I Give

2001-2002

U.S. Army Natick Soldier Center and Worcester Polytechnic Institute Sign Agreement

FOR IMMEDIATE RELEASE/June 17, 2002
Contact: WPI Media Relations, 508-831-5616

WORCESTER, Mass. - June 17, 2002 - The U.S. Army Natick Soldier Center (NSC) through its National Protection Center (NPC) signed a Memorandum of Understanding (MOU) with Worcester Polytechnic Institute (WPI) in February, which will be in effect through 2006.

The agreement is intended to enable the NSC and WPI to identify, develop and evaluate concepts related to personal protection, and foster technology development and engineering of products--such as biosensors for medical monitoring-- that will help soldiers or emergency responders do their jobs better and reduce the risk of injuries.

"Recent history has taught us some really harsh lessons," said Rita GonzŠlez, NPC director. "Keeping our folks protected, out of harmís way or being able to find rescuers lost in debris is high on the national priority list."

Bill Haskell, senior engineer with the NPC, sees great value in this relationship.

"Being able to track and monitor people is a technical priority for warfighters and emergency responders. Itís an area of interest for both Natick Soldier Center and WPI, just ripe for collaboration," he said.

Haskell is highly involved in advancing the protection needs of the National Fire Protection Association, International Association of Fire Fighters, Federal Emergency Management Agency Urban Search and Rescue Teams, and others in the national emergency response community.

Over the past 50 years, NSC has protected soldiers and improved their quality of life worldwide. NSCís legacy to the Army is its many contributions to how soldiers currently survive and fight. Its innovative programs foresee needs and prepare for the future warrior. NSC looks at the soldier as a system and addresses soldier protection by working to develop a fully-integrated, protective ensemble.

WPIís Bioengineering Institute was the impetus for seeking the partnership with Natick, said Jim Matthews, with WPIís External and Government Affairs Office.

"There is a lot of cutting-edge research at Natick that would be helpful with students and faculty," he said. "The instituteís Center for Untethered Healthcare is most likely to initially benefit in areas such as firefighting and physiological monitoring."

WPI contributes high-quality science and engineering programs and expertise, some of which are focused on the technology needs of firefighters and soldiers. WPI boasts a long and successful track record in technology development and producing top-notch career scientists and engineers, some currently employed at NSC.

"The NPC is the NSCís gateway to fostering technology partnerships in the area of individual protection. Through the NPC, NSC acknowledges the equal value of military or civilian lives," GonzŠlez said. "When responding to emergencies, we should all be equally protected and afforded the best available technology. If the NSC can protect the soldier under the most demanding and threatening of conditions, it can provide, through the right mix of partnerships and support, the same quality of personal protection for all who need it, when they need it."

NSC and WPI plan to accomplish their goals through academic-enhancing programs and joint engineering projects. Both organizations will be able to share facilities and equipment as needed, and encourage partnerships with other academic or government institutions and consumers of protective technology.

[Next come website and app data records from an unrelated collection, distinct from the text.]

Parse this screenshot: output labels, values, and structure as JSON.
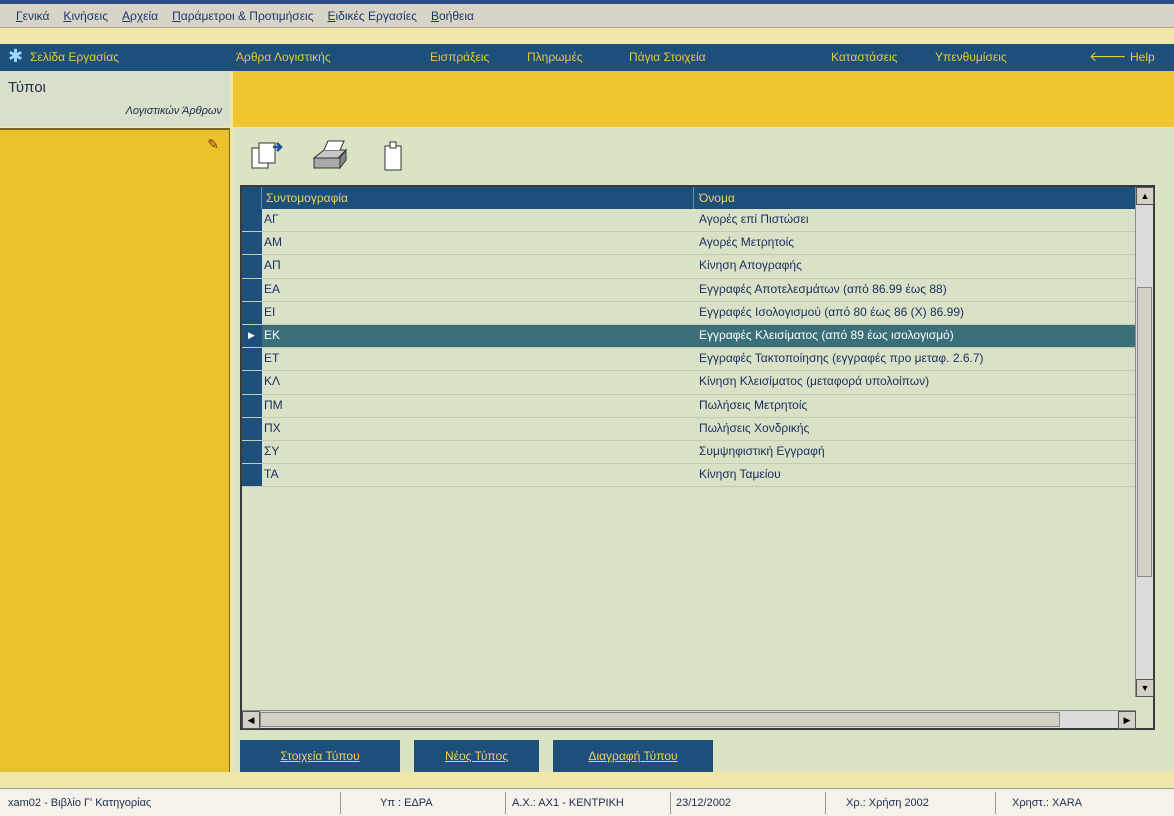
{
  "menubar": {
    "items": [
      "Γενικά",
      "Κινήσεις",
      "Αρχεία",
      "Παράμετροι & Προτιμήσεις",
      "Ειδικές Εργασίες",
      "Βοήθεια"
    ]
  },
  "navbar": {
    "items": [
      {
        "label": "Σελίδα Εργασίας"
      },
      {
        "label": "Άρθρα Λογιστικής"
      },
      {
        "label": "Εισπράξεις"
      },
      {
        "label": "Πληρωμές"
      },
      {
        "label": "Πάγια Στοιχεία"
      },
      {
        "label": "Καταστάσεις"
      },
      {
        "label": "Υπενθυμίσεις"
      },
      {
        "label": "Help"
      }
    ],
    "back_icon": "left-arrow-icon"
  },
  "left_header": {
    "title": "Τύποι",
    "subtitle": "Λογιστικών Άρθρων"
  },
  "toolbar": {
    "icons": [
      "new-document-icon",
      "print-icon",
      "clipboard-icon"
    ]
  },
  "grid": {
    "columns": [
      "Συντομογραφία",
      "Όνομα"
    ],
    "rows": [
      {
        "code": "ΑΓ",
        "name": "Αγορές επί Πιστώσει"
      },
      {
        "code": "ΑΜ",
        "name": "Αγορές Μετρητοίς"
      },
      {
        "code": "ΑΠ",
        "name": "Κίνηση Απογραφής"
      },
      {
        "code": "ΕΑ",
        "name": "Εγγραφές Αποτελεσμάτων (από 86.99 έως 88)"
      },
      {
        "code": "ΕΙ",
        "name": "Εγγραφές Ισολογισμού (από 80 έως 86 (Χ) 86.99)"
      },
      {
        "code": "ΕΚ",
        "name": "Εγγραφές Κλεισίματος (από 89 έως ισολογισμό)"
      },
      {
        "code": "ΕΤ",
        "name": "Εγγραφές Τακτοποίησης (εγγραφές προ μεταφ. 2.6.7)"
      },
      {
        "code": "ΚΛ",
        "name": "Κίνηση Κλεισίματος (μεταφορά υπολοίπων)"
      },
      {
        "code": "ΠΜ",
        "name": "Πωλήσεις Μετρητοίς"
      },
      {
        "code": "ΠΧ",
        "name": "Πωλήσεις Χονδρικής"
      },
      {
        "code": "ΣΥ",
        "name": "Συμψηφιστική Εγγραφή"
      },
      {
        "code": "ΤΑ",
        "name": "Κίνηση Ταμείου"
      }
    ],
    "selected_index": 5
  },
  "buttons": {
    "details": "Στοιχεία Τύπου",
    "new": "Νέος Τύπος",
    "delete": "Διαγραφή Τύπου"
  },
  "statusbar": {
    "company": "xam02 - Βιβλίο Γ' Κατηγορίας",
    "branch_user": "Υπ : ΕΔΡΑ",
    "ax": "Α.Χ.: ΑΧ1 - ΚΕΝΤΡΙΚΗ",
    "date": "23/12/2002",
    "year": "Χρ.: Χρήση 2002",
    "user": "Χρηστ.: XARA"
  }
}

In June, subject experts from both organizations will be holding the first of many meetings related to this MOU. The NPC six-member team currently employs two WPI engineers through one of many government cooperative programs.

"Iím extremely proud of our WPI alumni team members. Their contributions to the NPCís mission has far exceeded our expectations," GonzŠlez said.

About WPI

WPI is a pioneer in technological higher education, and is recognized as one of the leading outcomes-oriented undergraduate programs preparing people for success in our technological world. Since its founding in 1865, WPI has broadened and perfected an influential curriculum that balances theory and practice.

This innovative and unique combination of educational methods, learning environment and a worldwide network of project centers is located in Worcester, Massachusetts, WPI supports the academic and research pursuits of over 2,800 undergraduate students, 1,200 graduate students and 220 faculty pursuing opportunities to blend technological research and practice with societal needs, delivering meaningful real-world benefits.

For over a century, WPI has awarded advanced degrees in the sciences and engineering disciplines, as well as the management of technology and business. Our alumni include Robert Goddard, the father of modern rocketry; Harold Black, inventor of the principle of negative-feedback; Carl Clark, inventor of the first practical airbag safety system; Dean Kamen, inventor of the first wearable drug infusion pump; and many others who contribute to the transformation of our technological world.